What did Gandhi mean when he is quoted to have said ” Be the change you want to see in the world”?
We Indians call Mahatma Gandhi the ‘Father of the Nation’ because we attribute our gaining of independence from the long British rule to him.
” De di hume azaadi bina khadag bina dhal, Sabarmati ke sant, tune kar diya kamal” is a song most of us must have sung in our school days!
But what did Gandhi really mean by Swaraj & Satyagraha? Did Swaraj just mean ‘home rule’ to him?
On the journey back from South Africa to India, where he had spearheaded a long ‘non co operation movement’ against apartheid (and emerged victorious to a degree) he wrote out the Hind Swaraj in just 10 days. (Travel by sea route in a ship took that long then.) So furious was his speed of writing that he often had to shift from him right hand to his left hand to continue writing.
He wrote out his blue print for Swaraj and what it meant in this treatise.
Gandhi believed that the struggle for freedom must come from within. Only outer and inner Swaraj would make India a strong nation, a model of political change for the whole world.
Individual and nation are not two different entities, he said.

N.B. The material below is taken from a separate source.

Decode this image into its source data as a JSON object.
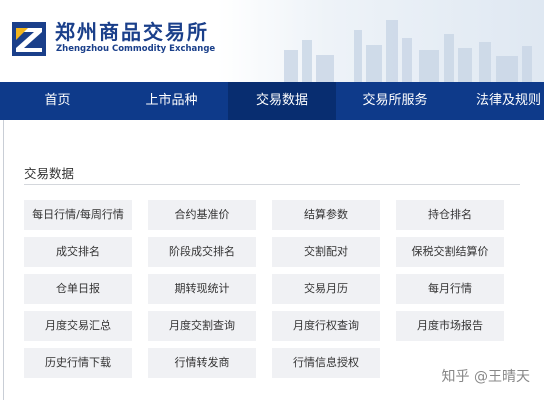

“Emancipate yourself. Even that burden is very great. Apply everything to yourself. Nobility of soul consists in realizing that you are yourself India. In your emancipation lies the emancipation of India. All else is make believe.”
Do not blame the British for ‘ruling over us’. That imputes we have no control over the situation and that they (British) are our masters.
If Indians understand, and acknowledge that they had chosen the British Raj, they could then choose to end it.
He wanted to rouse awareness through Satyagraha that Indians, not the British, were responsible for India’s plight.
This conviction was the reason that he refused to accept violent means in our fight for independence.
“If we accept their very means of fighting them, they will easily overcome us with their brute strength.
He believed that non violence would strengthen Indians because it would create greater unity and make it possible for India and Great Britian to become in the long run, allies instead of enemies. How prophetic were his thoughts!
Actually Gandhi often elaborated, at great length that his fight was not against the British per se, but the modern civilization they stood for. He believed that the modern civilization was irreligious and immoral. It was based on materialism, where Money was God. He would like to believe in the ancient Indian civilization where Love was God.
How very ironic that in today’s India, every city and town has one road named Mahatma Gandhi road, and most of the time this M.G. Road is the commercial hub of that city!
” English were a nation of shop keepers and Money was their God” he often quipped.
The influence of Tolstoy
M. Gandhi himself has said “Three moderns have left a deep impress on my life and captivated me. Raychandbhai by his living contact; Tolstoy by his book, “The Kingdom of God is within you”; and Ruskin by his “Unto This Last”. Besides these three personalities, Mahatma Jyotiba Phule, and the Gita and the Bible were life long sources of inspiration for Gandhi.
He was never swayed by Communism, but he totally rejected the traps of modern civilization and many of its institutes too.
At the core of his philosophy were three thoughts –
The good of the individual is contained in the welfare of all.
All have same right of earning their livelihood from their work.
That a life of labour is the life worth living.
It is a tragedy that most young Indians and even Indian leaders of the present generation, specially of the current Ruling party, misunderstand and misconstrue Gandhi; while the world revers him more as the years go by…
It is worth noting that France is taking the lead in celebrating 150 years of Gandhi in Sewagram today along with India.
If only our leaders, present and future, follow Gandhi’s ideals of renunciation and Service (Sewa) they would understand the significance of ‘Sewagram’ where they are all rushing today to pay lip service to the Mahatma.
And India would be a happier place.
… Sunita Mudaliar Executive Editor